Second, doctrines as weighty and freighted with the theological reflections of two thousand years of church history as eternal subordination is, should not be subject to proof texting from the Church Fathers or the magisterial Reformers. It is the easiest thing to cull church history and find quotes from eminent theologians that support your particular conviction. But theology has never been done in an historical vacuum and it is imperative that the historical contexts of theological debates and doctrinal formulations be properly understood--Nicea and Chalcedon being cases in point--before quotations are extrapolated and used to defend one's position. I have always found it fascinating that the Chalcedonian formulation revolves around four negative adverbs (ἀσυγχύτως ἀτρέπτως ἀδιαιρετως and ἀχωρίστως). The formulators were apparently more comfortable saying what was not true of the hypostatic union than they were saying what actually was true of the union. I am not saying that only the Academy's experts should engage in these profound discussions and that the rest of us should view theology as a spectator sport. I am saying that we need to be far more knowledgable than most of us are before we bless the church with our insights and pronouncements.

Thirdly, a healthy appreciation of two statements of Herman Bavinck in his Reformed Dogmatics should stand guard over our involvement in theological debate: "Mystery is the lifeblood of dogmatics,"1 and "The incomprehensibility of God and the unknowability of his essence...became the starting point and fundamental idea of Christian theology."2 When Paul wrote his magnificent doxology in Rom.11:33-36, he was acknowledging that God was beyond him--that he was out of his depth as he explained the "Gospel of God." When we have said all that we feel capable of saying, we left to exclaim in adoring wonder, "Oh the depths!" If our theology does not lead to doxology, it is not Christian theology.

Christian theology is anchored in and flows out of two foundational truths, that God is Three and yet One, and that Jesus Christ is the God-Man, one Person with two natures (which doctrine John Owen calls "the glory of the church"). Here more than anywhere we are out of our depth. "We speak," said Augustine, "only so that we may not remain silent." What we speak is to be shaped wholly, and ultimately alone, by God's infallible word. I have used the word "ultimately" to make a point. Sola scriptura does not mean, and never did mean in the Christian tradition, nuda scriptura (the view of the Jehovah Witness heresy). The Reformers who most passionately espoused sola scriptura, did so within the Christian tradition, reading and evaluating what the church in earlier generations wrote and taught. It is remarkable, for example, how often Calvin quotes Augustine in his Institutes (over 400 times).
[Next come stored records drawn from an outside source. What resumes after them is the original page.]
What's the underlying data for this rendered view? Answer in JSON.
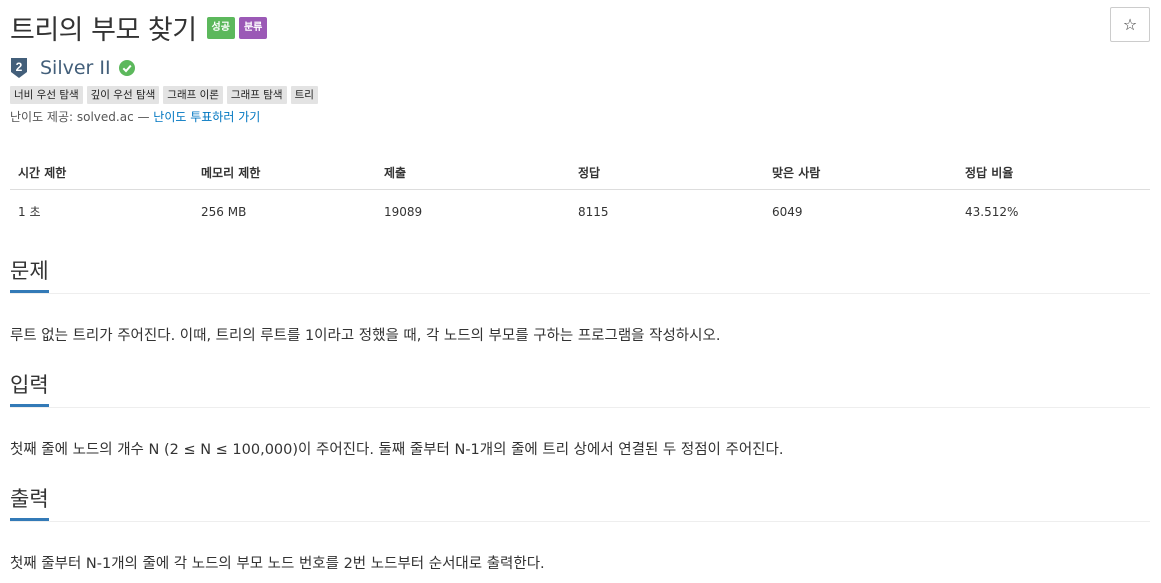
{
  "problem": {
    "title": "트리의 부모 찾기",
    "badges": [
      "성공",
      "분류"
    ],
    "tier": "Silver II",
    "tier_number": "2",
    "tags": [
      "너비 우선 탐색",
      "깊이 우선 탐색",
      "그래프 이론",
      "그래프 탐색",
      "트리"
    ],
    "provider_prefix": "난이도 제공: solved.ac — ",
    "provider_link": "난이도 투표하러 가기",
    "star_icon": "☆"
  },
  "info_table": {
    "headers": [
      "시간 제한",
      "메모리 제한",
      "제출",
      "정답",
      "맞은 사람",
      "정답 비율"
    ],
    "values": [
      "1 초",
      "256 MB",
      "19089",
      "8115",
      "6049",
      "43.512%"
    ]
  },
  "sections": {
    "problem": {
      "title": "문제",
      "text": "루트 없는 트리가 주어진다. 이때, 트리의 루트를 1이라고 정했을 때, 각 노드의 부모를 구하는 프로그램을 작성하시오."
    },
    "input": {
      "title": "입력",
      "text": "첫째 줄에 노드의 개수 N (2 ≤ N ≤ 100,000)이 주어진다. 둘째 줄부터 N-1개의 줄에 트리 상에서 연결된 두 정점이 주어진다."
    },
    "output": {
      "title": "출력",
      "text": "첫째 줄부터 N-1개의 줄에 각 노드의 부모 노드 번호를 2번 노드부터 순서대로 출력한다."
    }
  },
  "colors": {
    "success": "#5cb85c",
    "category": "#9b59b6",
    "tier": "#435f7a",
    "link": "#0076c0",
    "section_underline": "#337ab7"
  }
}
Perhaps these are simply the musings of a social media Luddite. Maybe I need to "get with it and move with the times." Maybe. Or maybe Reformed Christians need to resist the immediacy of today's social media and rediscover the rigor and joys of theological colloquy, listening and learning, as well as pronouncing.

1. Herman Bavinck, Reformed Dogmatics, vol. 2, God and Creation, ed. John Bolt, trans. John Vriend (Grand Rapids: Baker, 2004), 29.

2. Ibid., 36